Sockeye salmon.Globe files

After sitting for 125 days, listening to the testimony of 173 witnesses and receiving nearly 2,000 exhibits, the Cohen Commission has ended its evidentiary hearings in Vancouver on an ironic note – with the federal government refusing to release a key piece of evidence.

Wayne Wouters, Clerk of the Privy Council, has claimed cabinet privilege over three documents that Mr. Justice Bruce Cohen of the British Columbia Supreme Court had ordered released.

"I certify to this Commission of Inquiry … that all of the documents referred to … are, or contain, confidences of the Queen's Privy Council for Canada … and I object to the disclosure of these documents," Mr. Wouters states in his letter.

"If oral evidence were sought to be given on the contents of the documents to the disclosure of which I have in this letter objected, I would object to such evidence on the same grounds," he wrote.

In a decision earlier this month, Judge Cohen called for the government to provide some of the documents being sought by lawyers for several aboriginal participants in the hearings.

He said a government of Canada submission claiming privilege over the documents – which deal with aboriginal fisheries – could not stand because the government had "not provided a certification" showing that the documents were cabinet confidences.

But Carla Shore, director of communications for the Cohen Commission, said Wednesday that the letter from Mr. Wouters has now provided that certification, so the order to produce the material no longer stands.

The documents that had been sought included a 2009 memo to Gail Shea, who was then minister of fisheries; talking points for a cabinet presentation by Ms. Shea and Chuck Strahl, who was then minister of Indian affairs; and a chain of e-mails between several top officials about a presentation made for cabinet.

The Heiltsuk Tribal Council and others had sought the material because it deals with DFO's aboriginal fisheries strategy, or AFS. Under it, bands get annual authorizations to fish for food, social, ceremonial and commercial needs.

The government of Canada argued the material contained sensitive information, the release of which could damage its ability to negotiate future agreements.

"The most sensitive component of the … documents is the sets of instructions that are given to DFO negotiators, and in particular, the maximum numbers of fish and maximum funding amount that the DFO negotiators are permitted to agree to in FSC agreements," Judge Cohen states in his ruling.

One key piece of information contained in the documents is described as an "end-point outcome percentage," which refers to a secret number DFO negotiators were not to exceed, when negotiating catch limits with bands.

Judge Cohen ruled some of the documents being sought could be withheld, because releasing them would be damaging to the public interest. But he said "the end-point outcome percentage document" should be provided because it contained information that was key to his inquiry.

"Despite the finding that there may be harm to the public interest if that document is disclosed, I find that the harm to this inquiry's ability to carry out its mandate, without the information contained in that document, requires that it be disclosed," Judge Cohen wrote.

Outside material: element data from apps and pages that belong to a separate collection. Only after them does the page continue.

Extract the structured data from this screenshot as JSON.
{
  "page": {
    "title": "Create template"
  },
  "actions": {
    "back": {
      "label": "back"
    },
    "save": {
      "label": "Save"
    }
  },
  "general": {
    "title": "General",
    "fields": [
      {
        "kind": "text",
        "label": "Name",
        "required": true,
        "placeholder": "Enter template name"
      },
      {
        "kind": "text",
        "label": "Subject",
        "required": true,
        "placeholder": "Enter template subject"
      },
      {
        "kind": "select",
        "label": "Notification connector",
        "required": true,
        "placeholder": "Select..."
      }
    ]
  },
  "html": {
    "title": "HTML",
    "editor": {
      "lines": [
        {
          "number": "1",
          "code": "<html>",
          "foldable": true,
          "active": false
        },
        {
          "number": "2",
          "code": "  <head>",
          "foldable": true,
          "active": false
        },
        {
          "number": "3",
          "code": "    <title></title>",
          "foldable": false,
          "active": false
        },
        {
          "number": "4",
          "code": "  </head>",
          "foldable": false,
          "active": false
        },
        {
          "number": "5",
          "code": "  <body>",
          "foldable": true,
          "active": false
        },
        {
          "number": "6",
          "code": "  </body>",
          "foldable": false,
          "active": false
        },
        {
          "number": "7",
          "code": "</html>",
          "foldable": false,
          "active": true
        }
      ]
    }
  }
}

He left a way for the government to withhold the material, however, if it provided certification that the documents are cabinet confidences.

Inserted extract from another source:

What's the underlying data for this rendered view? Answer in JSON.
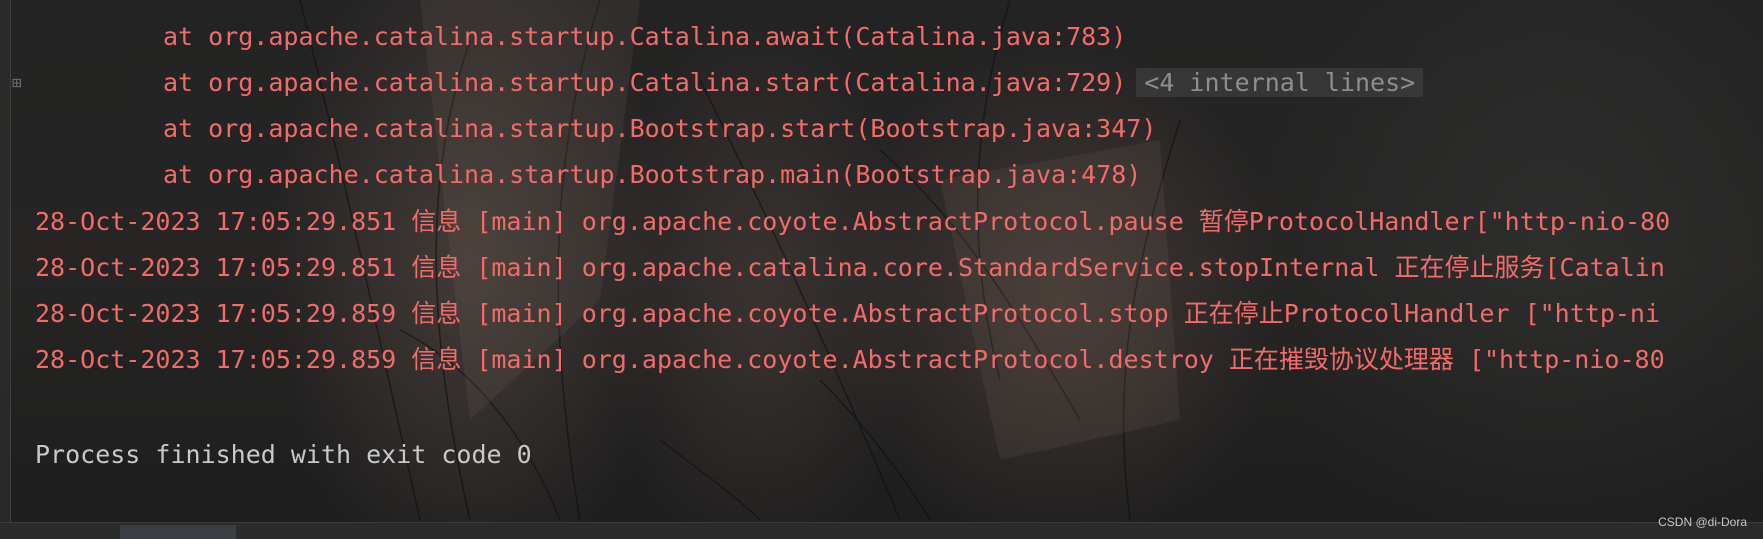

Mr. Wouters letter did that.

The Cohen Commission was appointed by Prime Minister Stephen Harper to investigate the decline of sockeye salmon after the 2009 run in the Fraser collapsed, when only one million of an anticipated 10 million fish returned.

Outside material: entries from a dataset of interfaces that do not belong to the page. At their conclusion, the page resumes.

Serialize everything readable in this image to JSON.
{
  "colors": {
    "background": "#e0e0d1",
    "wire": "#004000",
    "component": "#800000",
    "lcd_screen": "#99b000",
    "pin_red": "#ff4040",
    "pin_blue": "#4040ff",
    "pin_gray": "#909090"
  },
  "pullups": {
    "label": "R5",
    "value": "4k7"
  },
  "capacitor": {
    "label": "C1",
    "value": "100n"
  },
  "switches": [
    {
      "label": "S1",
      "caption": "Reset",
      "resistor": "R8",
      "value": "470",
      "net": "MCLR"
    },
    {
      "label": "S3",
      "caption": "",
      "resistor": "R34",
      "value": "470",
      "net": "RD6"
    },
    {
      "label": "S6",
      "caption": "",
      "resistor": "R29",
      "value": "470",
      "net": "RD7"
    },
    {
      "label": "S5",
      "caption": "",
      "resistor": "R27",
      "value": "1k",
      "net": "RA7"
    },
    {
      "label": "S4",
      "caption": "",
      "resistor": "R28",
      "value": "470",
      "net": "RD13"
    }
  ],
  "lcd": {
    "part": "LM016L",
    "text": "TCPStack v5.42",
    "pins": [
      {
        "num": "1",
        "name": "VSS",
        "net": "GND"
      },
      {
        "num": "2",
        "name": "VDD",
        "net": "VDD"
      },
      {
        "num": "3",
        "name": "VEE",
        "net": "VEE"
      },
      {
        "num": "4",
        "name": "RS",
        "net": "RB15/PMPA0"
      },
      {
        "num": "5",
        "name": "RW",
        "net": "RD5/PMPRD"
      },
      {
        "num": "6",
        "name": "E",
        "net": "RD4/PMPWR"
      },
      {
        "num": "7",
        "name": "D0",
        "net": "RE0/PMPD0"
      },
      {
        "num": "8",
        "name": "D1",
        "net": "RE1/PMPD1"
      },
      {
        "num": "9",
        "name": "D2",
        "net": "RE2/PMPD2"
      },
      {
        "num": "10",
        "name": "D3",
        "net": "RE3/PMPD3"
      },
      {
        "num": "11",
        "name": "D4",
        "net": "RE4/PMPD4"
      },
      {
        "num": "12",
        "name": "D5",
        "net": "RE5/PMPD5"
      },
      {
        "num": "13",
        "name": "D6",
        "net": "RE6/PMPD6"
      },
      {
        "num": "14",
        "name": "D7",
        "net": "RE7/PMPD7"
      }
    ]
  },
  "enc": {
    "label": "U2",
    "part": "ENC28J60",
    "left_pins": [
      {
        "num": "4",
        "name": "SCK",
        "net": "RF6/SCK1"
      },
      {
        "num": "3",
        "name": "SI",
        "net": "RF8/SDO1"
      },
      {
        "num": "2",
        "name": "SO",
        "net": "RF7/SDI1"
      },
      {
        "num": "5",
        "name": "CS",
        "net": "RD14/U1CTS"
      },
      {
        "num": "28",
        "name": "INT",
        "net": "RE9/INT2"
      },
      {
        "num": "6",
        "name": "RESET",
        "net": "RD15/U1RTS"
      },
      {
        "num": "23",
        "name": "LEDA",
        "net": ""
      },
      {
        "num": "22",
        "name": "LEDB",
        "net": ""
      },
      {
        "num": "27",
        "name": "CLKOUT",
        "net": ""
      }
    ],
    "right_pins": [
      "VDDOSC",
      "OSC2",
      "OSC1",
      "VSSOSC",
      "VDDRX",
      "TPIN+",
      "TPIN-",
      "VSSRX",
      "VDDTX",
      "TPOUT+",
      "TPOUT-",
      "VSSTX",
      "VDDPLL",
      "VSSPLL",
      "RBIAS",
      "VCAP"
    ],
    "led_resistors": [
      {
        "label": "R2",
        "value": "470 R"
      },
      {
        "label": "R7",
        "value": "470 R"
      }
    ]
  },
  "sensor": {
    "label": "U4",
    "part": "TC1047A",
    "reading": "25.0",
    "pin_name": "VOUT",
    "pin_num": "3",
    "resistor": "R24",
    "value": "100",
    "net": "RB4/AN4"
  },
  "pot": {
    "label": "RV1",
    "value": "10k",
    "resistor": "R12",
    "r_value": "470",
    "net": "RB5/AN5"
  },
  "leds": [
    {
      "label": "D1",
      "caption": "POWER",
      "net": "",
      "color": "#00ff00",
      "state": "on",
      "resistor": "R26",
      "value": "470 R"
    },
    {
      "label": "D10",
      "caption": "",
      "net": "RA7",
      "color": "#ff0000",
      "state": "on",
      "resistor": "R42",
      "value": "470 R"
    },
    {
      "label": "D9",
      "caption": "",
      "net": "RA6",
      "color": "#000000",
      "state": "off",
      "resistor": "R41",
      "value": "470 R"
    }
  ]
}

The hearings will resume Nov. 4-10, for final oral submissions by the more than 20 lawyers that are representing various participant groups.